= Exercise goal =
For this exercise, repeat every line of the material exactly.

┌─ Records supplied

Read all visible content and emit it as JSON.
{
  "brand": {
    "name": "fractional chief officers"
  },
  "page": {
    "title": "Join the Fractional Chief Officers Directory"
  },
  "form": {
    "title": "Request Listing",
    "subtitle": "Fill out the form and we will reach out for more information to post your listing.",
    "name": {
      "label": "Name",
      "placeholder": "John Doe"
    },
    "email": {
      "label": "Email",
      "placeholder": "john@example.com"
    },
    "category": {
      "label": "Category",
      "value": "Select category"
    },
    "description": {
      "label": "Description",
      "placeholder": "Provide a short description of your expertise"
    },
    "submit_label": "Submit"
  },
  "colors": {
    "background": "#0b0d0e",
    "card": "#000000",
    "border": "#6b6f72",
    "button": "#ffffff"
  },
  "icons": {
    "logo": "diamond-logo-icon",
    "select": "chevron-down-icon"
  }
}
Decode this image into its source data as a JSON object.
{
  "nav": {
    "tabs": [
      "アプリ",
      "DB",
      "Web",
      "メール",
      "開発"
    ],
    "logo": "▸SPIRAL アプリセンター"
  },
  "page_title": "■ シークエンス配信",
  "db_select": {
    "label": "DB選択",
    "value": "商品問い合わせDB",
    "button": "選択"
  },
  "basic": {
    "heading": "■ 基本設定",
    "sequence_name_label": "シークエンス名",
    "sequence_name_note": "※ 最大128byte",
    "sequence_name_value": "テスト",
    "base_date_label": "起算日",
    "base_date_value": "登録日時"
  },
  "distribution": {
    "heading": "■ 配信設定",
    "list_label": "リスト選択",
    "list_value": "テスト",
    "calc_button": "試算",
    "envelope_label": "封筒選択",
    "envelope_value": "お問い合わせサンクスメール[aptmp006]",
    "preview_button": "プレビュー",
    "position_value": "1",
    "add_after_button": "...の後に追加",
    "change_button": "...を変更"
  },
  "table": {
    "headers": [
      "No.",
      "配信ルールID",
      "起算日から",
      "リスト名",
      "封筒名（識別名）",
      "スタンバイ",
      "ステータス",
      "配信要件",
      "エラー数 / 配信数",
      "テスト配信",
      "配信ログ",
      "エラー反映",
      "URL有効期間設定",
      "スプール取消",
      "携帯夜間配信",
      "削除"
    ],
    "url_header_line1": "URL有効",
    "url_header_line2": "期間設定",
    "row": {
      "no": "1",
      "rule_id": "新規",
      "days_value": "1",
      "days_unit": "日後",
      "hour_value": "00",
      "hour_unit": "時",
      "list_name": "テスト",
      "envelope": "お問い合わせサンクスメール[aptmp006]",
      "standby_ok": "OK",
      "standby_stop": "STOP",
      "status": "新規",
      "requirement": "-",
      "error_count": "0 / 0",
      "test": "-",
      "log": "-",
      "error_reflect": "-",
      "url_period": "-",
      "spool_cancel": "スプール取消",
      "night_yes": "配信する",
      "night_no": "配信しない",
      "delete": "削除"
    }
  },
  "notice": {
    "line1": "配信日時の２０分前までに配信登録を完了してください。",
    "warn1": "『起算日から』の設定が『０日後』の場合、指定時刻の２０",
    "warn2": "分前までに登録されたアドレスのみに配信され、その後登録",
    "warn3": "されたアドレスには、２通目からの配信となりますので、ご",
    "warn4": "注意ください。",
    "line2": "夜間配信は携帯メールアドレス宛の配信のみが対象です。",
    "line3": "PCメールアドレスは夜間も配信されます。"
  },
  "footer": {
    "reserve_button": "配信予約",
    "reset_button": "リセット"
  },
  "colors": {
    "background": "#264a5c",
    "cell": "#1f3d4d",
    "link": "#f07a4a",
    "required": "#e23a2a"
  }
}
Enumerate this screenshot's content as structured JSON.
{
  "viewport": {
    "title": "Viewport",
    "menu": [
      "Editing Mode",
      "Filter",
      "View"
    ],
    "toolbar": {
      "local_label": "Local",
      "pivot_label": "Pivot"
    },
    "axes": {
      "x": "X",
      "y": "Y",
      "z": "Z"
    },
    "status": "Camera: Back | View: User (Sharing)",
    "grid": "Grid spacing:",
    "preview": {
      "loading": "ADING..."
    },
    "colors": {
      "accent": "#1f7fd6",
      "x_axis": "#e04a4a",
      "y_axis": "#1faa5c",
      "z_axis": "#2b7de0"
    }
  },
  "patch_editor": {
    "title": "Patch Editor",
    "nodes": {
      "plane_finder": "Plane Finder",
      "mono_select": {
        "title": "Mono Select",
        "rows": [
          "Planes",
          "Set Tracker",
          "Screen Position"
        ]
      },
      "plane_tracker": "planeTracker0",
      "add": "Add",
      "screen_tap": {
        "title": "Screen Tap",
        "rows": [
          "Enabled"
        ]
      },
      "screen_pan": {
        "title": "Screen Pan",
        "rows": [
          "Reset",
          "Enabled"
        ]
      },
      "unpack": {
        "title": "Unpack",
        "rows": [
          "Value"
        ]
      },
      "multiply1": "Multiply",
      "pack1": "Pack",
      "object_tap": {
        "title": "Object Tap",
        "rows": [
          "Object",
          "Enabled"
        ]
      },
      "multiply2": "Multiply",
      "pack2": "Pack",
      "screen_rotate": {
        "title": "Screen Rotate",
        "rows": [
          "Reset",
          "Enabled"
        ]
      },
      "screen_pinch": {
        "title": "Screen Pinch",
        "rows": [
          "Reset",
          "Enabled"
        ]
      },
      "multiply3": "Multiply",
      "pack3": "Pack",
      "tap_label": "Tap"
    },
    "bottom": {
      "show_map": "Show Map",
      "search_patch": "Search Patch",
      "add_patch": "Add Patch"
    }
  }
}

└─

= Solution for this problem =
Read all visible content and emit it as JSON.
{
  "brand": {
    "name": "fractional chief officers"
  },
  "page": {
    "title": "Join the Fractional Chief Officers Directory"
  },
  "form": {
    "title": "Request Listing",
    "subtitle": "Fill out the form and we will reach out for more information to post your listing.",
    "name": {
      "label": "Name",
      "placeholder": "John Doe"
    },
    "email": {
      "label": "Email",
      "placeholder": "john@example.com"
    },
    "category": {
      "label": "Category",
      "value": "Select category"
    },
    "description": {
      "label": "Description",
      "placeholder": "Provide a short description of your expertise"
    },
    "submit_label": "Submit"
  },
  "colors": {
    "background": "#0b0d0e",
    "card": "#000000",
    "border": "#6b6f72",
    "button": "#ffffff"
  },
  "icons": {
    "logo": "diamond-logo-icon",
    "select": "chevron-down-icon"
  }
}
Decode this image into its source data as a JSON object.
{
  "nav": {
    "tabs": [
      "アプリ",
      "DB",
      "Web",
      "メール",
      "開発"
    ],
    "logo": "▸SPIRAL アプリセンター"
  },
  "page_title": "■ シークエンス配信",
  "db_select": {
    "label": "DB選択",
    "value": "商品問い合わせDB",
    "button": "選択"
  },
  "basic": {
    "heading": "■ 基本設定",
    "sequence_name_label": "シークエンス名",
    "sequence_name_note": "※ 最大128byte",
    "sequence_name_value": "テスト",
    "base_date_label": "起算日",
    "base_date_value": "登録日時"
  },
  "distribution": {
    "heading": "■ 配信設定",
    "list_label": "リスト選択",
    "list_value": "テスト",
    "calc_button": "試算",
    "envelope_label": "封筒選択",
    "envelope_value": "お問い合わせサンクスメール[aptmp006]",
    "preview_button": "プレビュー",
    "position_value": "1",
    "add_after_button": "...の後に追加",
    "change_button": "...を変更"
  },
  "table": {
    "headers": [
      "No.",
      "配信ルールID",
      "起算日から",
      "リスト名",
      "封筒名（識別名）",
      "スタンバイ",
      "ステータス",
      "配信要件",
      "エラー数 / 配信数",
      "テスト配信",
      "配信ログ",
      "エラー反映",
      "URL有効期間設定",
      "スプール取消",
      "携帯夜間配信",
      "削除"
    ],
    "url_header_line1": "URL有効",
    "url_header_line2": "期間設定",
    "row": {
      "no": "1",
      "rule_id": "新規",
      "days_value": "1",
      "days_unit": "日後",
      "hour_value": "00",
      "hour_unit": "時",
      "list_name": "テスト",
      "envelope": "お問い合わせサンクスメール[aptmp006]",
      "standby_ok": "OK",
      "standby_stop": "STOP",
      "status": "新規",
      "requirement": "-",
      "error_count": "0 / 0",
      "test": "-",
      "log": "-",
      "error_reflect": "-",
      "url_period": "-",
      "spool_cancel": "スプール取消",
      "night_yes": "配信する",
      "night_no": "配信しない",
      "delete": "削除"
    }
  },
  "notice": {
    "line1": "配信日時の２０分前までに配信登録を完了してください。",
    "warn1": "『起算日から』の設定が『０日後』の場合、指定時刻の２０",
    "warn2": "分前までに登録されたアドレスのみに配信され、その後登録",
    "warn3": "されたアドレスには、２通目からの配信となりますので、ご",
    "warn4": "注意ください。",
    "line2": "夜間配信は携帯メールアドレス宛の配信のみが対象です。",
    "line3": "PCメールアドレスは夜間も配信されます。"
  },
  "footer": {
    "reserve_button": "配信予約",
    "reset_button": "リセット"
  },
  "colors": {
    "background": "#264a5c",
    "cell": "#1f3d4d",
    "link": "#f07a4a",
    "required": "#e23a2a"
  }
}
Enumerate this screenshot's content as structured JSON.
{
  "viewport": {
    "title": "Viewport",
    "menu": [
      "Editing Mode",
      "Filter",
      "View"
    ],
    "toolbar": {
      "local_label": "Local",
      "pivot_label": "Pivot"
    },
    "axes": {
      "x": "X",
      "y": "Y",
      "z": "Z"
    },
    "status": "Camera: Back | View: User (Sharing)",
    "grid": "Grid spacing:",
    "preview": {
      "loading": "ADING..."
    },
    "colors": {
      "accent": "#1f7fd6",
      "x_axis": "#e04a4a",
      "y_axis": "#1faa5c",
      "z_axis": "#2b7de0"
    }
  },
  "patch_editor": {
    "title": "Patch Editor",
    "nodes": {
      "plane_finder": "Plane Finder",
      "mono_select": {
        "title": "Mono Select",
        "rows": [
          "Planes",
          "Set Tracker",
          "Screen Position"
        ]
      },
      "plane_tracker": "planeTracker0",
      "add": "Add",
      "screen_tap": {
        "title": "Screen Tap",
        "rows": [
          "Enabled"
        ]
      },
      "screen_pan": {
        "title": "Screen Pan",
        "rows": [
          "Reset",
          "Enabled"
        ]
      },
      "unpack": {
        "title": "Unpack",
        "rows": [
          "Value"
        ]
      },
      "multiply1": "Multiply",
      "pack1": "Pack",
      "object_tap": {
        "title": "Object Tap",
        "rows": [
          "Object",
          "Enabled"
        ]
      },
      "multiply2": "Multiply",
      "pack2": "Pack",
      "screen_rotate": {
        "title": "Screen Rotate",
        "rows": [
          "Reset",
          "Enabled"
        ]
      },
      "screen_pinch": {
        "title": "Screen Pinch",
        "rows": [
          "Reset",
          "Enabled"
        ]
      },
      "multiply3": "Multiply",
      "pack3": "Pack",
      "tap_label": "Tap"
    },
    "bottom": {
      "show_map": "Show Map",
      "search_patch": "Search Patch",
      "add_patch": "Add Patch"
    }
  }
}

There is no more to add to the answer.